Political season is upon us so I thought I would look into the effectiveness of attack ads vs. positive ones. It was a strange and winding road my research took me on. There were placard toting cartoons marching to Disney jingles, disembodied cackling with a vintage TV set, and a gawking old man heaving a small boulder into a lake. The biggest surprise however was the discovery that even the sweetest people on earth (Canadians) are not immune to negativity in politics.
Okay maybe the old man with the rock was stranger, but we’ll get into that later.
The point here is that as a Mainer I have a soft spot for Canadians. They’re sweet people. If you slap a plate of maple soaked flapjacks from their hand, they will apologize. I find this interminable politeness incredibly endearing. It inspirers protective mother hawk instincts in me, so I was at a loss when witnessing the infighting between parliamentary candidates.
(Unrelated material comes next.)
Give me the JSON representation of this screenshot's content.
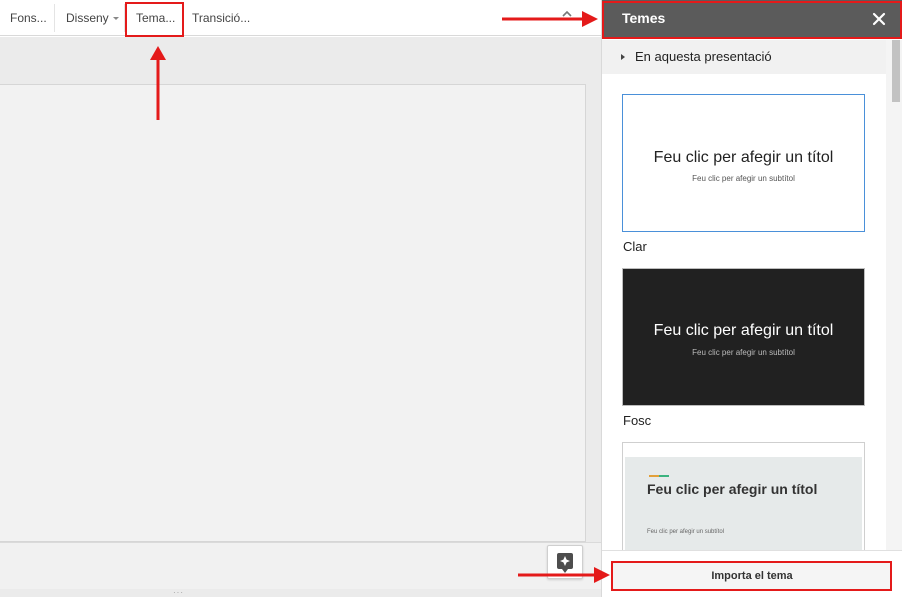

In refreshing transparency compared to the American political system the Canadians have a Liberal Party and a Conservative Party. As you can imagine they disagree on everything but the awesomeness of snowmobiles. The conservative party recently released a series of attack ads aimed at rising star and three-musketeer enthusiast Justin Trudeau.
The three ads called Trudeau out on a variety of accusations, from a soft stance on terrorism to support of marijuana legalization. All three ads ended with the same ominous voice over accompanied by footage of Trudeau doing a slow motion strip tease.
Rather than responding to these offenses with more negativity Trudeau released a series of ads that basically said while the conservatives are wasting time attacking me I’m spending my time working to make Canada a better place.
Now there’s a real Canadian.
There are times for aggressive attacks on politicians: corruption, nepotism, tyranny, a lifetime of lies. But the attacks on Trudeau seemed flimsy at best. In my experience the basis of out lash is frequently insecurity. If you don’t have much positive to say about yourself than the best you’re left with is tearing down the other guy. Conversely, if you let the dishonest words of your assailants bounce off you without impact it projects a position of strength.
In a time when the vicious political climate is disillusioning constituents around the globe a little ray of Canadian sunshine is refreshing. At the risk of sounding too hope and change-y, consider this: would you rather suck on sweet piece of butterscotch candy or a soggy yellow vending machine pickle. Think aboot it.